● **Activity**
Every line containing the string "text" should be returned from the records.

-- Opening Marker --

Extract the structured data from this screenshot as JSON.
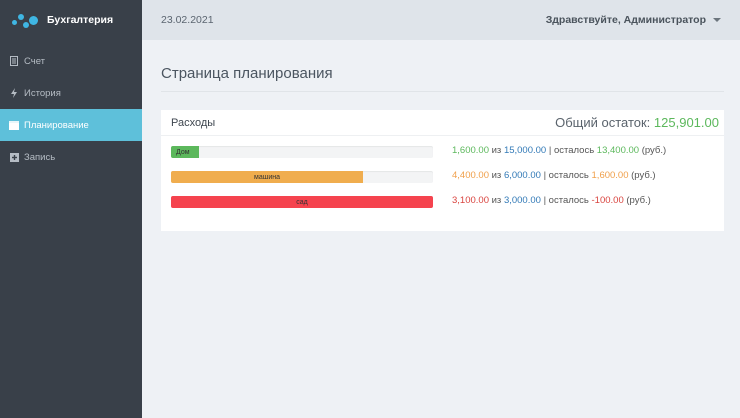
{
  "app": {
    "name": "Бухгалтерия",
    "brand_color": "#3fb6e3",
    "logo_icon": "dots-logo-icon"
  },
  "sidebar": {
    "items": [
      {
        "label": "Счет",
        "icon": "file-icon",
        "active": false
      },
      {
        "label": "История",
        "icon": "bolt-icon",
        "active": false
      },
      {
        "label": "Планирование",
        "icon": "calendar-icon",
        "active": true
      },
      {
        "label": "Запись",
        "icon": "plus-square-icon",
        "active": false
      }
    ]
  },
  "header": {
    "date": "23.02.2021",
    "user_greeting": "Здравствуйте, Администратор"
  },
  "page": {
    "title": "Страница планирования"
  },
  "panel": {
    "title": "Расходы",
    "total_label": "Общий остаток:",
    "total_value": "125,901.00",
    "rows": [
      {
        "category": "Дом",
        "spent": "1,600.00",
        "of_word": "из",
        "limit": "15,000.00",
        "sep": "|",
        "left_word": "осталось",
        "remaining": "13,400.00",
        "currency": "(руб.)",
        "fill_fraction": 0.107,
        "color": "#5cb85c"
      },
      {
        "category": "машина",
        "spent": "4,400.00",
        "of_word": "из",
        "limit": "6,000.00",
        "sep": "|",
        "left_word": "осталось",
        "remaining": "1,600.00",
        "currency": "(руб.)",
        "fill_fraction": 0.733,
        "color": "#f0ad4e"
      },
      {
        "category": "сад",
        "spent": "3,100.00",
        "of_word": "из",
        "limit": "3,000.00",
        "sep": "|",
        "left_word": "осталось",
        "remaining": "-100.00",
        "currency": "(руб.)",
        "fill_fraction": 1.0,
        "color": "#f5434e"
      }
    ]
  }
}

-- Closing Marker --
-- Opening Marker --

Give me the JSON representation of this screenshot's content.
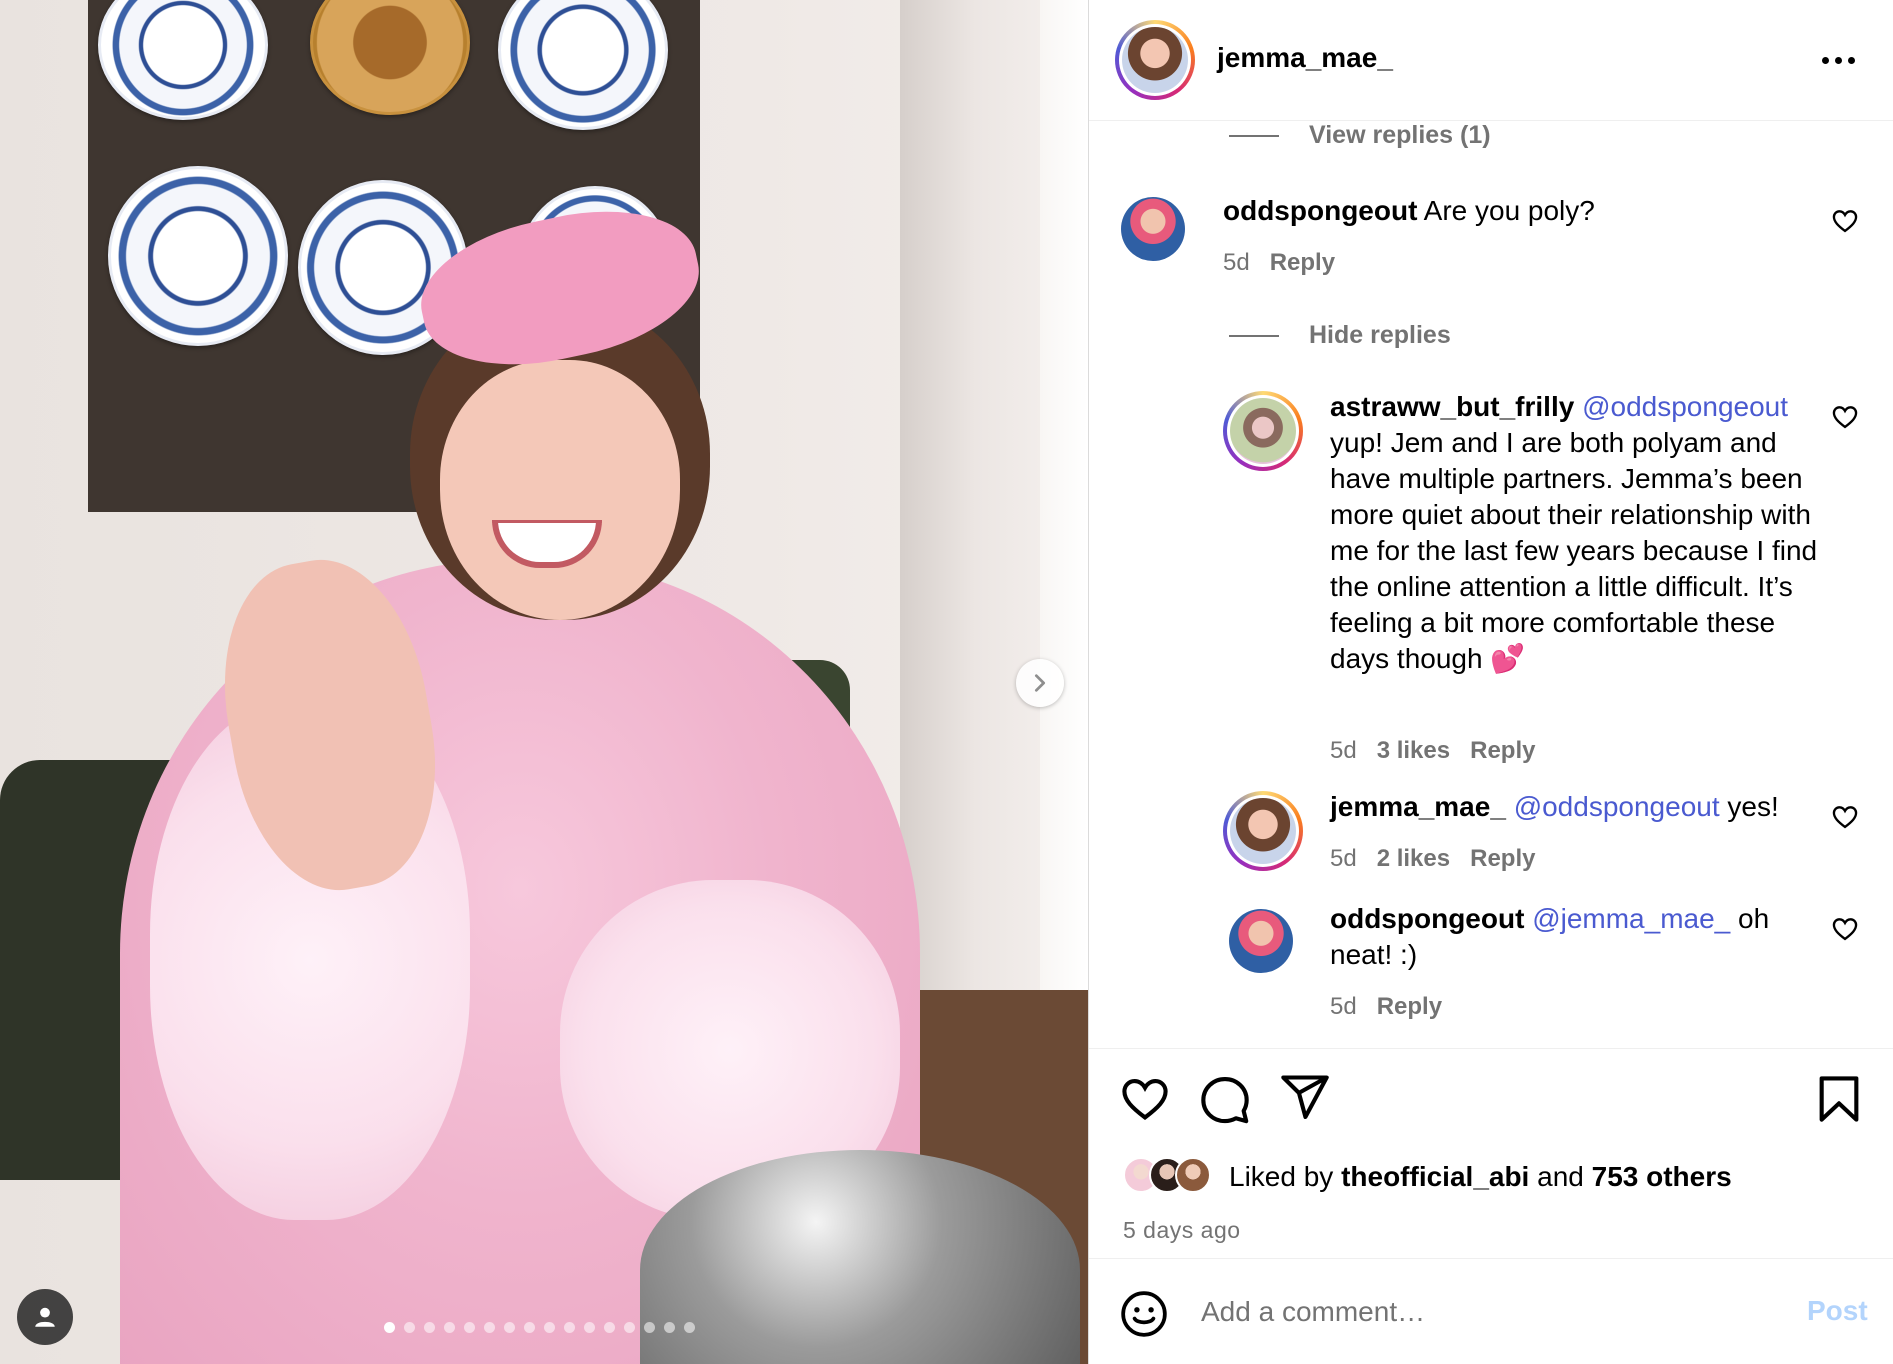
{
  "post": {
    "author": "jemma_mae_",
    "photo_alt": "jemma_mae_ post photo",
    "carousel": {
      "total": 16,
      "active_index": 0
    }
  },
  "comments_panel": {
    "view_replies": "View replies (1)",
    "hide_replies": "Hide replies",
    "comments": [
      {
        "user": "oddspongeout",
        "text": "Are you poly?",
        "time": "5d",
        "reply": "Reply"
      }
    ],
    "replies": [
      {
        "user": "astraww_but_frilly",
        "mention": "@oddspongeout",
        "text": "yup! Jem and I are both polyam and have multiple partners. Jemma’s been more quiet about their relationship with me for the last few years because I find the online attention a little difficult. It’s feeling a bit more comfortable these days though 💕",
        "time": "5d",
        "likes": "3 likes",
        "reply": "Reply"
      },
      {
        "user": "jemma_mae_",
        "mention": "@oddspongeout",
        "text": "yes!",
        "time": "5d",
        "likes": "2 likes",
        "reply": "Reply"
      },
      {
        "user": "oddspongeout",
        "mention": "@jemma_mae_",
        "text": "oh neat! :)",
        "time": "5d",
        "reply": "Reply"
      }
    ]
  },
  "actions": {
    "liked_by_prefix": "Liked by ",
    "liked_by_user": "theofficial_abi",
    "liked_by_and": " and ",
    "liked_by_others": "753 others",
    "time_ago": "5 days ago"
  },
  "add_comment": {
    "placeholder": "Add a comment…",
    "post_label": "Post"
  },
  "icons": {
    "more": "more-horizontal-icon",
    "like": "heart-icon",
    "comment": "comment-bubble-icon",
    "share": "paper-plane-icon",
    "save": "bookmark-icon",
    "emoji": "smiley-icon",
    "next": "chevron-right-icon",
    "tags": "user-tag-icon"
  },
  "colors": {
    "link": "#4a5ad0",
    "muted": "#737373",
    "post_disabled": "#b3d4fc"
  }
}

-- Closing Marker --

● **Exercise answer**
        "text": "Are you poly?",
        "text": "yup! Jem and I are both polyam and have multiple partners. Jemma’s been more quiet about their relationship with me for the last few years because I find the online attention a little difficult. It’s feeling a bit more comfortable these days though 💕",
        "text": "yes!",
        "text": "oh neat! :)",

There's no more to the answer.